The determination of the price at which stock will sell or the yield at which bonds will sell as new issues. If the price is set too high or the yield is set too low, the issue will not sell out. If the price is set too low or the yield is set too high, the issuer will pay more than necessary in dilution or interest to sell it.

pricing

the decision-making process involved in setting a PRICE for a good or service. For most products, pricing decisions cannot be made in isolation but must consider all aspects of the MARKETING MIX, prices of the firm's related products, competitors'prices, product COSTS, DEMAND and the firm's PRICING OBJECTIVES. See PRICING POLICY, PRICING METHODS, PRICE-QUALITY TRADEOFF, BYPRODUCT PRICING, PRODUCT LINE PRICING, CAPTIVE PRODUCT PRICING, OPTIONAL EXTRAS PRICING, GEOGRAPHICAL PRICING, PSYCHOLOGICAL PRICING, BUNDLED PRICES, EVERYDAY LOW PRICES, PRODUCT POSITIONING, CONSUMER SURPLUS, VALUE CREATED MODEL.
References in periodicals archive ?
One manager described this level as "table-banging arguments whenever the topic of pricing comes up." At this stage there is no defined pricing strategy; pricing processes and reports are non-existent; high margin leakage occurs at every turn; and there is a lack of understanding about the price-value relationship.
This article highlights many of these pricing tools (with a strong focus on the Level 2 toolbox) that have proven to be highly effective as organizations progress along the path to pricing improvement.
According to an often-referenced study by Marn and Rosiello (1992), pricing is the most effective lever for increasing profitability--more so than managing cost and volume.
As an increasing number of boards of directors are realizing that a sound pricing process drives improved bottom-line results, there has been a corresponding increase in deployment of price audits to assess areas of improvement and opportunity.

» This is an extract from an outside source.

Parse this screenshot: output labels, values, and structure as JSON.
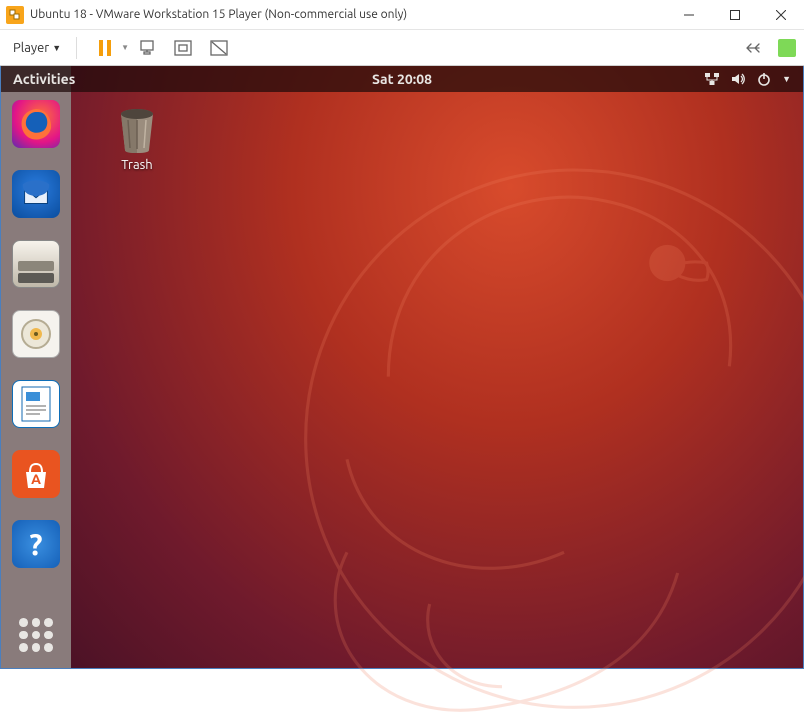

More often than not, anecdotes and "gut feel" remain the key drivers for pricing decisions.